--- DATASET ENTRIES ---
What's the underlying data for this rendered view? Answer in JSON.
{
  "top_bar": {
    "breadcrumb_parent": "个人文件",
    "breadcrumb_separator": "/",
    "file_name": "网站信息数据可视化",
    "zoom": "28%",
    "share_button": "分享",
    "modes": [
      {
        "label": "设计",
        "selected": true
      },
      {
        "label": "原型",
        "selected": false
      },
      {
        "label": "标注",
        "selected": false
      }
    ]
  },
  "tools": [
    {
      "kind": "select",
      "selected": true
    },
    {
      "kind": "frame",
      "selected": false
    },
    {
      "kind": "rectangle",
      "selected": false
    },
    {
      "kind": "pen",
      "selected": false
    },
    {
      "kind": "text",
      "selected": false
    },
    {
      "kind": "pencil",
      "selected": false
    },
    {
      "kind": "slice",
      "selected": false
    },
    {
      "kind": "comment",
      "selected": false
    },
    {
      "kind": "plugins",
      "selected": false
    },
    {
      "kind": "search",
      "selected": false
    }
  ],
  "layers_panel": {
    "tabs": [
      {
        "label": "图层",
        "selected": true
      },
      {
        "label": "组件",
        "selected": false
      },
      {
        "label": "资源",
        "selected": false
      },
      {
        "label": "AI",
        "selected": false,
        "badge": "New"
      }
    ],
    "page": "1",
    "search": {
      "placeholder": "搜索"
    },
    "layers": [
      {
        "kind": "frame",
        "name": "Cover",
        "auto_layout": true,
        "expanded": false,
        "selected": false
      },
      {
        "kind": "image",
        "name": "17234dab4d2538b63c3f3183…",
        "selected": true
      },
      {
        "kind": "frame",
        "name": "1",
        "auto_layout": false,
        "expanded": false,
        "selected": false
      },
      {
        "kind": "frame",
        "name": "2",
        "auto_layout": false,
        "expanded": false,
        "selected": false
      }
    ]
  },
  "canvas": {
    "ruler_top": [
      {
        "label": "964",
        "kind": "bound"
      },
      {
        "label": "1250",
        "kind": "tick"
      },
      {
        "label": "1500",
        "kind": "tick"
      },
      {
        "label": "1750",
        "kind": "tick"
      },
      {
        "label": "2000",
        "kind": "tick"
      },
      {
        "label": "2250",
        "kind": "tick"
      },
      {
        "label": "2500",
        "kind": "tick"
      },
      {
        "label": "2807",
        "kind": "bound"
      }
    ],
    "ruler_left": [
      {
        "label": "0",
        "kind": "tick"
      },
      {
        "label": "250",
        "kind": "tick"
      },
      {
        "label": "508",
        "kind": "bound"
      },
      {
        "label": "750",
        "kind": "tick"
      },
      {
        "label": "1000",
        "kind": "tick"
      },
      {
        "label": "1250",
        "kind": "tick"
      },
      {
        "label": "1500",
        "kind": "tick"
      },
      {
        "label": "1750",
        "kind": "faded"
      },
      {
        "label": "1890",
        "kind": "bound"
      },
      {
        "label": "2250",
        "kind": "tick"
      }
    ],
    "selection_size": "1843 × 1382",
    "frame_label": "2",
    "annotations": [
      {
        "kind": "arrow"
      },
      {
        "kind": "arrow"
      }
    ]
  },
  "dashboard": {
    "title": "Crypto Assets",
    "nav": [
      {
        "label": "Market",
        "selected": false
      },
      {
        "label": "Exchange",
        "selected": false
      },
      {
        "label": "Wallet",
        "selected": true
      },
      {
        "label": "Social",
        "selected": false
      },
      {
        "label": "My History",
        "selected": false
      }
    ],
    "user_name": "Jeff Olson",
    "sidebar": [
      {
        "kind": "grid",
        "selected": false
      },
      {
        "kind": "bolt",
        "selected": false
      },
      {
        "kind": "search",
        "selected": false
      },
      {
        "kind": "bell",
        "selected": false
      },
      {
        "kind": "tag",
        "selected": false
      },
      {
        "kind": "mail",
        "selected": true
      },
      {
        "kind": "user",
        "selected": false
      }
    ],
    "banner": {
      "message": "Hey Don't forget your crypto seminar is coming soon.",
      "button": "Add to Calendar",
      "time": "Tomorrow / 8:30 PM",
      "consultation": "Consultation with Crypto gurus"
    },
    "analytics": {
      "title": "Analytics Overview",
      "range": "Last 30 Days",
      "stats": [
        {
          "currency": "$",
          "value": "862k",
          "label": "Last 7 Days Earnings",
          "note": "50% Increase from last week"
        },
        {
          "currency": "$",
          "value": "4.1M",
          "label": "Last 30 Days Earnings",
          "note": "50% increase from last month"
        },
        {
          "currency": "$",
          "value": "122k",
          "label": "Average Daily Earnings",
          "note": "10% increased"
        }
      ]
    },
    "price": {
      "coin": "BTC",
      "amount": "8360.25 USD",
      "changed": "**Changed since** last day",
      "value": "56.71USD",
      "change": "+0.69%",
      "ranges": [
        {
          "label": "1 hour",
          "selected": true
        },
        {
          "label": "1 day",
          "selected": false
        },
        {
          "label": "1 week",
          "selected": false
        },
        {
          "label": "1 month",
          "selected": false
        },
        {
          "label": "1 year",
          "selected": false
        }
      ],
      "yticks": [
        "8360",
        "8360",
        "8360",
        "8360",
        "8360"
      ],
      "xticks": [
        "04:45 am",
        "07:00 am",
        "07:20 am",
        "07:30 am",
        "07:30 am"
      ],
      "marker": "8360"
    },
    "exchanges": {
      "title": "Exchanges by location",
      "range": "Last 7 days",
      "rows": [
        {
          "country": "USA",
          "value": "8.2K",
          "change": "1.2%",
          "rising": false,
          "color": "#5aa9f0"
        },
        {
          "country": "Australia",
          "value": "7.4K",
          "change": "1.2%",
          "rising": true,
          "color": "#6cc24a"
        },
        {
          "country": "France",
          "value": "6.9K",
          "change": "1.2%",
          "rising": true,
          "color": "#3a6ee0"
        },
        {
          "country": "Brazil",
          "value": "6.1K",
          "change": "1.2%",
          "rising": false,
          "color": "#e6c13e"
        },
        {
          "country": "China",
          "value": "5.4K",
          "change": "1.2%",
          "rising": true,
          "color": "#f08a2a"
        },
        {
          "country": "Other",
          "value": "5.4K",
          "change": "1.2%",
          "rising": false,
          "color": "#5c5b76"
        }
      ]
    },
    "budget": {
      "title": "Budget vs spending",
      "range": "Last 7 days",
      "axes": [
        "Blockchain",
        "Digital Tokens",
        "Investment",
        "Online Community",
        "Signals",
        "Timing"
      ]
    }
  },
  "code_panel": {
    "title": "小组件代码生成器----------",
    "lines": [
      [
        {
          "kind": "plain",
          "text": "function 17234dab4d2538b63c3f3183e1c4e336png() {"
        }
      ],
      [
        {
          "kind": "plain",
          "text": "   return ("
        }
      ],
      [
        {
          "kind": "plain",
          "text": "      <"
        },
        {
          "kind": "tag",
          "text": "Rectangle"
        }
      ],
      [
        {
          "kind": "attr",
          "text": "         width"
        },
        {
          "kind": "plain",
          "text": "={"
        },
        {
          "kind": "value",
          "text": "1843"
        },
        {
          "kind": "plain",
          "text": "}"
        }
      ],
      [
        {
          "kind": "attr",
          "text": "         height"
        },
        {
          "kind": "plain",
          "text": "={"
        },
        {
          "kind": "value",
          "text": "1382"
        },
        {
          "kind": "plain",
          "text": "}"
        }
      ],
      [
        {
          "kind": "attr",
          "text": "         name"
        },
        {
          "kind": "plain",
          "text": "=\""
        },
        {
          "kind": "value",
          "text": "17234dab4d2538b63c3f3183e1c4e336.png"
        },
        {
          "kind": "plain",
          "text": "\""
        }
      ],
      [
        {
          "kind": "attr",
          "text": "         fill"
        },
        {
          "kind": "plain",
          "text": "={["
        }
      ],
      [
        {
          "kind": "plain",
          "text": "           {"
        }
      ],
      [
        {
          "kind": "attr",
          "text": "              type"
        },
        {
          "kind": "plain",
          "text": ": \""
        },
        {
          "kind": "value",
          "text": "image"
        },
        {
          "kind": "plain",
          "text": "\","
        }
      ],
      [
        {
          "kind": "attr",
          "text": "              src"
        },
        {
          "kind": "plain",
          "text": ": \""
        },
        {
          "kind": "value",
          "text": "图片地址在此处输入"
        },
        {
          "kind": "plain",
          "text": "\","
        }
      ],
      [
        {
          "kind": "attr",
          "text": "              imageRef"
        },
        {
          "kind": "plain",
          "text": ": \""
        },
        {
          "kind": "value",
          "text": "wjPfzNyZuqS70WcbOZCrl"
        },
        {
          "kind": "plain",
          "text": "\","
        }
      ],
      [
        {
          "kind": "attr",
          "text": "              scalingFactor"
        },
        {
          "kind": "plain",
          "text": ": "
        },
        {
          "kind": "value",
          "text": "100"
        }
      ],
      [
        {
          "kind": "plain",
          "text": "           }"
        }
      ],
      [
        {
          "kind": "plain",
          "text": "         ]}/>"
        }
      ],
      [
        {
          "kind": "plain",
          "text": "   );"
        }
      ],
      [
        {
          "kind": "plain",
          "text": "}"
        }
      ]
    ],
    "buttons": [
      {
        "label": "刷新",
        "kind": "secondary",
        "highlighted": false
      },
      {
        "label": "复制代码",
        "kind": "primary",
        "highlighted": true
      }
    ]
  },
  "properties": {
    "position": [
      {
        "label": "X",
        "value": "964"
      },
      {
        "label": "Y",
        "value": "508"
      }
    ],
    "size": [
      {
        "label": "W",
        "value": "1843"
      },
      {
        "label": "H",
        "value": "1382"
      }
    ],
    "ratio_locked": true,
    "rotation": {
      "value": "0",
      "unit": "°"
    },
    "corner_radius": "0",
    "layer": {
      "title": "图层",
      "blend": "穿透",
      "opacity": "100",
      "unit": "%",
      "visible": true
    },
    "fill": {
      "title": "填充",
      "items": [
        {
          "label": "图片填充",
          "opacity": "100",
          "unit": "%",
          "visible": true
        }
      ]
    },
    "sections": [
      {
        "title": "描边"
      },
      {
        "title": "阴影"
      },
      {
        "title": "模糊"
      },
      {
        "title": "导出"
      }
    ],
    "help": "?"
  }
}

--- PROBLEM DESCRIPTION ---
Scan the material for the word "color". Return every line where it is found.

--- PROBLEM SOLUTION ---
          "color": "#5aa9f0"
          "color": "#6cc24a"
          "color": "#3a6ee0"
          "color": "#e6c13e"
          "color": "#f08a2a"
          "color": "#5c5b76"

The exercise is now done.